#### [The task]
Review the listing and copy each line that holds the word "域名交流社区".
=== Data under study ===
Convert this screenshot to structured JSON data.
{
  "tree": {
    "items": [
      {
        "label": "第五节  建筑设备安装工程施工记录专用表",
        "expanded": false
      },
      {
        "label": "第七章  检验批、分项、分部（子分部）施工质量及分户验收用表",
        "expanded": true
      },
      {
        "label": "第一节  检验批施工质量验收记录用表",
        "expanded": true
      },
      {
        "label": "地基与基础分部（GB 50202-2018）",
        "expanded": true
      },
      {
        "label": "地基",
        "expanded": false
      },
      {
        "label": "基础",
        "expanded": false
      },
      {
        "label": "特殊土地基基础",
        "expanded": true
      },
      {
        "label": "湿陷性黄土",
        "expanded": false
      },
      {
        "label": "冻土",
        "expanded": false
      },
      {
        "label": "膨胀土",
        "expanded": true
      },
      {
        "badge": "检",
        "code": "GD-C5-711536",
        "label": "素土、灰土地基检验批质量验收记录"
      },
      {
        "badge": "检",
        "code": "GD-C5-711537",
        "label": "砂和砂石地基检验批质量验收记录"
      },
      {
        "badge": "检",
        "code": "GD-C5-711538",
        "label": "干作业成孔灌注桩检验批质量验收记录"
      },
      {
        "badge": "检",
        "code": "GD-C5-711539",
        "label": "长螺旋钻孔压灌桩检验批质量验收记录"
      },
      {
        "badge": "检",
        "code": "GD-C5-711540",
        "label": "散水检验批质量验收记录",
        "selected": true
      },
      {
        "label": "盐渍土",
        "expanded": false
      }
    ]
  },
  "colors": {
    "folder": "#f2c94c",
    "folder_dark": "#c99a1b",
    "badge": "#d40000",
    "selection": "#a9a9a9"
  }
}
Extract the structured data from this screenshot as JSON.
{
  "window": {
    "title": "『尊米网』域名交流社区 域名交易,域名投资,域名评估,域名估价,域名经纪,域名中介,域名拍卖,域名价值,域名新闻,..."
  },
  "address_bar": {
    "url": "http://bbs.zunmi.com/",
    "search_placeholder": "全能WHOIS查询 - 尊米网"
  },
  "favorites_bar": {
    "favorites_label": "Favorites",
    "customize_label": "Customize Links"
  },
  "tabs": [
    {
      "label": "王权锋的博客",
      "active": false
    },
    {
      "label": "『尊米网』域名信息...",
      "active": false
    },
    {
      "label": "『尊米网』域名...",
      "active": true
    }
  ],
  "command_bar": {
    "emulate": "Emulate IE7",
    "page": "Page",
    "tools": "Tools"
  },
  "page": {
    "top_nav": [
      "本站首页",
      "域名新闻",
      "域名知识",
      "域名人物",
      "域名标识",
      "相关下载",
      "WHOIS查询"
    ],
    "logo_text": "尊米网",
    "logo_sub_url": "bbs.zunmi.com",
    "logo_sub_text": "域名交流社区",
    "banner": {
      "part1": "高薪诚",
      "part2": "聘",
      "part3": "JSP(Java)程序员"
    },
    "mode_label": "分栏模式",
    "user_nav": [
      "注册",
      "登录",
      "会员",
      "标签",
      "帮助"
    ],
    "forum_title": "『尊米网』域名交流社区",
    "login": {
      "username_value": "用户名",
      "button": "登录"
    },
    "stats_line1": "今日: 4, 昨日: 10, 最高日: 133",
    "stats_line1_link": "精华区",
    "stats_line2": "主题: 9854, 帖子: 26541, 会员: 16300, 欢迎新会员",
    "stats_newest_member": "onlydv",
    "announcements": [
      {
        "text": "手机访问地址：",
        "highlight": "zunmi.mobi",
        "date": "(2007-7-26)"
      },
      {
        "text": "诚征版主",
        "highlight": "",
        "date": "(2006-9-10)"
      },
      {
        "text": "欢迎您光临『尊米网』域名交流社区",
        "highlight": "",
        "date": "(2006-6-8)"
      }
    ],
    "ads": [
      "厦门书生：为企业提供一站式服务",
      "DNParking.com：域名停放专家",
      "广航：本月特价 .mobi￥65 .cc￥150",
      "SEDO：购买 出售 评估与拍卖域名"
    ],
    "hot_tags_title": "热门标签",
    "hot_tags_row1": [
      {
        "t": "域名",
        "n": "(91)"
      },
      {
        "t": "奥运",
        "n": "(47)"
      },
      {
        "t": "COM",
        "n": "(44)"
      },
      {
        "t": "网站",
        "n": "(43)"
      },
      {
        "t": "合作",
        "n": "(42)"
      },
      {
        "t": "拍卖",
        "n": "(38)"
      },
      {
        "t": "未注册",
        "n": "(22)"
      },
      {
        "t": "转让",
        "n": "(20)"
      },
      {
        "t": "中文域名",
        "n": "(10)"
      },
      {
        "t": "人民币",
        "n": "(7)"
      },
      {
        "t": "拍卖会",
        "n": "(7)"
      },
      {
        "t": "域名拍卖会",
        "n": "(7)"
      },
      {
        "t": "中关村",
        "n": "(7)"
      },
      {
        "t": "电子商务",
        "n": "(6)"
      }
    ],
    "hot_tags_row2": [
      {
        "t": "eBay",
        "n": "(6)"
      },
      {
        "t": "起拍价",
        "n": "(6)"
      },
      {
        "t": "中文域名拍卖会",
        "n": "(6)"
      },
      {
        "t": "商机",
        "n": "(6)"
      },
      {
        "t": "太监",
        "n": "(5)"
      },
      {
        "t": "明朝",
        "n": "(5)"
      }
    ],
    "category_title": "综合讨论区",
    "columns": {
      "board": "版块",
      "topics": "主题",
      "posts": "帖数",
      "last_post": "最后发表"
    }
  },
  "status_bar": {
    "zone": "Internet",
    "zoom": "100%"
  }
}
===
#### [Solution to this problem]
    "title": "『尊米网』域名交流社区 域名交易,域名投资,域名评估,域名估价,域名经纪,域名中介,域名拍卖,域名价值,域名新闻,..."
    "logo_sub_text": "域名交流社区",
    "forum_title": "『尊米网』域名交流社区",
        "text": "欢迎您光临『尊米网』域名交流社区",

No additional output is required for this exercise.